The term ‘knowledge worker’ is now a meaningless concept in developed countries because the shift Drucker started to notice in the ’50s from jobs requiring manual work to jobs requiring knowledge work is now complete. Today all work is knowledge work because even the most manual of activities such as farmer digging post holes for a fence requires pre-planning using their spatial information system, the use of GPS to position the hole and entry of data when it’s done. The ubiquity of technology is one major factor that makes everyone a knowledge worker.
Sadly, when we use the term ‘knowledge worker’ today we are often unfairly saying one type of job is superior that another. It’s an dark undercurrent and tacitly becomes a basis for discrimination. “Our salespeople are knowledge workers but our gas fitters are not.” I suspect this feeling of superiority comes from the erroneous data-information-knowledge model where knowledge (and even more ridiculously, wisdom) sits at the pinnacle of the pyramid. See here for an alternative model for thinking about data, information and knowledge.
Have you ever seen anyone in recent years define what they mean by knowledge workers and knowledge work? They tie themselves in knots and confuse their readers. The people who write about knowledge workers see themselves as a knowledge worker and wish so very hard that the term is true and useful. But alas it’s not and the sooner we realise this the better so we can get back to asking more useful questions like, “How does knowledge help us to work better?”
About Shawn Callahan
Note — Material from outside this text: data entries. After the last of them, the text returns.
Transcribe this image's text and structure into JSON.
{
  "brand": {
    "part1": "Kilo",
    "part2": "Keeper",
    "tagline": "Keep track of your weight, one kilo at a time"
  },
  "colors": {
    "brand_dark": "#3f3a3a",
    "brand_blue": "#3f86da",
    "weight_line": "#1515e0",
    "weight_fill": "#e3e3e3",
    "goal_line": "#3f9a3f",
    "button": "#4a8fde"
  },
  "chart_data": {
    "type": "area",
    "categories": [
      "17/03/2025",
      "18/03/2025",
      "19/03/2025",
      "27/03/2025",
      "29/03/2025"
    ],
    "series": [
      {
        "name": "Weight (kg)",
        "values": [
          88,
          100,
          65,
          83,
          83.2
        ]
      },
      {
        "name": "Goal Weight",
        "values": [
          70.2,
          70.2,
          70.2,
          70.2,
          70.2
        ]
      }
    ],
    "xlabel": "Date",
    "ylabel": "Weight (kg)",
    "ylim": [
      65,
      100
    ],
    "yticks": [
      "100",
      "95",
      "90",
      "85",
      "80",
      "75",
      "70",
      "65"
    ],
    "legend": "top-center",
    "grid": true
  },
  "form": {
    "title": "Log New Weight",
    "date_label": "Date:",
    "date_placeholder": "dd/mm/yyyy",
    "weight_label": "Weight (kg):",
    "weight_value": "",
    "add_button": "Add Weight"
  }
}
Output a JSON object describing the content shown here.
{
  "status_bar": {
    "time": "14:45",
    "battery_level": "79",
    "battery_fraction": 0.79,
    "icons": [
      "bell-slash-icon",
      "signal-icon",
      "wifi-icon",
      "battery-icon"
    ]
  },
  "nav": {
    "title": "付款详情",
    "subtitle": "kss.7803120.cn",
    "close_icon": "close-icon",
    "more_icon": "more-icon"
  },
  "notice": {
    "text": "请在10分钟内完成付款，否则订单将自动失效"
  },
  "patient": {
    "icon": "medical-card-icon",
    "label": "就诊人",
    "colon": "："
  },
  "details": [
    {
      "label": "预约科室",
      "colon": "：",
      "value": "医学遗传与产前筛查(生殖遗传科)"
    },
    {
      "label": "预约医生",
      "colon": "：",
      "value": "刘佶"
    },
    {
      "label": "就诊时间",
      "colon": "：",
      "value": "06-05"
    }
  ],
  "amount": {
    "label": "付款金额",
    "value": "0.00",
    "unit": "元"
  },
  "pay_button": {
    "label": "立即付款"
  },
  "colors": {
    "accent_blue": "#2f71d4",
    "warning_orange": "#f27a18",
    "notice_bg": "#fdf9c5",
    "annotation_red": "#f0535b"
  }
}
Shawn, author of Putting Stories to Work, is one the world's leading business storytelling consultants. He helps executive teams find and tell the story of their strategy. When he is not working on strategy communication, Shawn is helping leaders find and tell business stories to engage, to influence and to inspire. Shawn works with Global 1000 companies including Shell, IBM, SAP, Bayer, Microsoft & Danone. Connect with Shawn on: